The Trumpet of the Swan
by E. B. White
Like the rest of his family, Louis is a trumpeter swan. But unlike his four brothers and sisters, Louis can’t trumpet joyfully. In fact, he can’t even make a sound. And since he can’t trumpet his love, the beautiful swan Serena pays absolutely no attention to him. Louis tries everything he can think of to win Serena’s affection – he even goes to school to learn to read and write. But nothing seems to work. Then his father steals him a real brass trumpet. Is a musical instrument the key to winning Louis his love?
A Note from the First Lady:
Dear Read20 Book Club families,
Louis, a trumpeter swan born without a voice, employs determination and hard work to overcome his physical challenge, taking on adventures along the way. There are many great themes in this novel, including honesty, the importance of family, courage, sacrifice, and perseverance when facing difficult circumstances. Most of all, I love that this story encourages readers to find their own voice and to appreciate the value of difference and imperfection.
As you read this book together, be sure to ask questions about the story along the way! Research shows that stopping to ask questions about ‘What is going to happen next?’ or ‘Why do you think that happened?’ encourages important language development and a deeper understanding of the text that wouldn’t happen otherwise. It’s important to remember that story time isn’t limited to just reading. By actively engaging in dialogue and questioning around a story, parents can help put students on a fast-track for reading success.
Keep up the great work!
First Lady of Tennessee
Fun Family Activities for the Book of the Month
Problems and Solutions: In this novel, there are several problems and different ways the characters solve them. For example, one of the biggest problems is that Louis has no voice. Write down several problems in the novel and how they are solved. Next, brainstorm different ways to overcome each challenge. Chose what you believe is the best solution for each situation and explain why you made your selection.
Understanding Differences: Would you describe Louis as disabled? What do you think it felt like for him to be different from his family and peers? Reading this book can help give insight into what it would be like to overcome a disability. How can we be more helpful and understanding of those who might be facing unique challenges?

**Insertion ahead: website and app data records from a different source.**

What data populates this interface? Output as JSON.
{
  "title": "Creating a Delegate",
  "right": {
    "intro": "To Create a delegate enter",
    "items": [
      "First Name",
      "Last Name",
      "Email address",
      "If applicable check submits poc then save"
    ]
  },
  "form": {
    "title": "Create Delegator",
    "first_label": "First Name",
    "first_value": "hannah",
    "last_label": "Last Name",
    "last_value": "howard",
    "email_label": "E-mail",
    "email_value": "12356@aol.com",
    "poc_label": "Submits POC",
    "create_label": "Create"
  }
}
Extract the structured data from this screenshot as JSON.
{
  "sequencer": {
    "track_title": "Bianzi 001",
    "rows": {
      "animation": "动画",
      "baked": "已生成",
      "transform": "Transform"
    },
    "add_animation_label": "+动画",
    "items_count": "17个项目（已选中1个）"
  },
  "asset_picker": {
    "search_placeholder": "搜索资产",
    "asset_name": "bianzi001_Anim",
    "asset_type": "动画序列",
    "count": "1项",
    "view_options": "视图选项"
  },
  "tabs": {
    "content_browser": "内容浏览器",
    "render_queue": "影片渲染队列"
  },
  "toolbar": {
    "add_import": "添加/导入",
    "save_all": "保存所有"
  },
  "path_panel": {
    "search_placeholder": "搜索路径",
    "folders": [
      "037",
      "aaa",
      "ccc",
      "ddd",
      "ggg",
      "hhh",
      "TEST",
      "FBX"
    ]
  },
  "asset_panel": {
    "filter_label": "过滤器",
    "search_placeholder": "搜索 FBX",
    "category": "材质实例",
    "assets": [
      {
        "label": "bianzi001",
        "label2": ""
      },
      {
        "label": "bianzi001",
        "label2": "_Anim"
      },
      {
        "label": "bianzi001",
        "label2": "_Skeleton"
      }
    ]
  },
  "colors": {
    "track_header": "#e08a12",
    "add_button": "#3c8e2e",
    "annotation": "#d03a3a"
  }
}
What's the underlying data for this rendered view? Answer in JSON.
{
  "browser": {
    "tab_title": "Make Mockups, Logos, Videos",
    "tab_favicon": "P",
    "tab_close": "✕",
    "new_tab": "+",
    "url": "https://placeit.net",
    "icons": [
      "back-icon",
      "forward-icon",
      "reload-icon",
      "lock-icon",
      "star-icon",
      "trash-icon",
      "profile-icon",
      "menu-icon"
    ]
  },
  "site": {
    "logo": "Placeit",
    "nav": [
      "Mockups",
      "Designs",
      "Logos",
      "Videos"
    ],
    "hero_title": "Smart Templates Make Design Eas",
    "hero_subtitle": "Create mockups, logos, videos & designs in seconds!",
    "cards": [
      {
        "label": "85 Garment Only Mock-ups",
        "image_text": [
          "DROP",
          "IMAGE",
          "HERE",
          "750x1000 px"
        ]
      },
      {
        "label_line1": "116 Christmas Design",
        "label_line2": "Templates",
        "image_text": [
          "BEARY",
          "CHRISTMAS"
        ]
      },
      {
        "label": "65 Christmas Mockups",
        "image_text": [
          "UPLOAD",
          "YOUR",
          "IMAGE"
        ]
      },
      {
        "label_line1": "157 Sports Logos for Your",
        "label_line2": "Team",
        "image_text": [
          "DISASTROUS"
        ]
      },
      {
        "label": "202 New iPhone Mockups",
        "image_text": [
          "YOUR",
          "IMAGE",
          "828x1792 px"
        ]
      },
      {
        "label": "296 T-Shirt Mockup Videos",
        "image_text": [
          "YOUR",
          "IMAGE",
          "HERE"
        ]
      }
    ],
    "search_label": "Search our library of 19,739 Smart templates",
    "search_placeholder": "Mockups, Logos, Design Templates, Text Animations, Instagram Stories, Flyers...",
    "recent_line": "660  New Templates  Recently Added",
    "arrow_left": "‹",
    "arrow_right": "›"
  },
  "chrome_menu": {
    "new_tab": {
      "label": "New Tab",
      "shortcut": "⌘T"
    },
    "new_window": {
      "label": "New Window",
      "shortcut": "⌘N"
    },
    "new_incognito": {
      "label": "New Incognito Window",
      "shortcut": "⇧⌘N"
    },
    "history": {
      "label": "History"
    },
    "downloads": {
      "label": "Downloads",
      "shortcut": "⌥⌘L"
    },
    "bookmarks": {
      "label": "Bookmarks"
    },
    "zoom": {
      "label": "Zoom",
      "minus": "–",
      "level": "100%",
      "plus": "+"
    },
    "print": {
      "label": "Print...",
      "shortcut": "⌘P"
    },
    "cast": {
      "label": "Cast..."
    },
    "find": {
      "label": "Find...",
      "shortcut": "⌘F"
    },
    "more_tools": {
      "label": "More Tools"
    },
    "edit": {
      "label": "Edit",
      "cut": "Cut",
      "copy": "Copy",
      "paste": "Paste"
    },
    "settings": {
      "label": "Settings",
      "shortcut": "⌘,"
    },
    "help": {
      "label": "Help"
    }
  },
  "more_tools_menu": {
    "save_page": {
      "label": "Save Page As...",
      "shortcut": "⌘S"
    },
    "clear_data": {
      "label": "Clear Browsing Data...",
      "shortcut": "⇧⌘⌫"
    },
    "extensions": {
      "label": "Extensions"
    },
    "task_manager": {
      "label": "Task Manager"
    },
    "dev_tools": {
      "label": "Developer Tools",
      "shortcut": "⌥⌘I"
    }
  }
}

Explain the Passage What lessons can be learned from this passage? After learning that Louis has no voice, his father said: "Do not let an unnatural sadness settle over you, Louis. Swans must be cheerful, not sad; graceful, not awkward; brave, not cowardly. Remember that the world is full of youngsters who have some sort of handicap that they must overcome. You apparently have a speech defect. I am sure you will overcome it, in time. There may even be some slight advantage, at your age, in not being able to say anything. It compels you to be a good listener. The world is full of talkers, but it is rare to find anyone who listens. And I assure you that you can pick up more information when you are listening than when you are talking."
Setting: Map out the various places that Louis visits during his journeys. Where are these places? Have you ever been to any of them? Choose a location to research further: where is it, how many people live there, how would one get there from where you are, what happens there and why would people like to visit?
Further Reading: The Trumpet of the Swan is written by E. B. White, an American author who also wrote other children’s classics, including Stuart Little and Charlotte’s Web. Have you read either of these books? Visit your local library to check them out! How would you compare the books? Do you have a favorite? If you want to learn more about E.B. White, check out Melissa Sweet's Some Writer!: The Story of E.B. White that incorporates White’s personal letters, photos, and family relics to share the story of this American literary icon.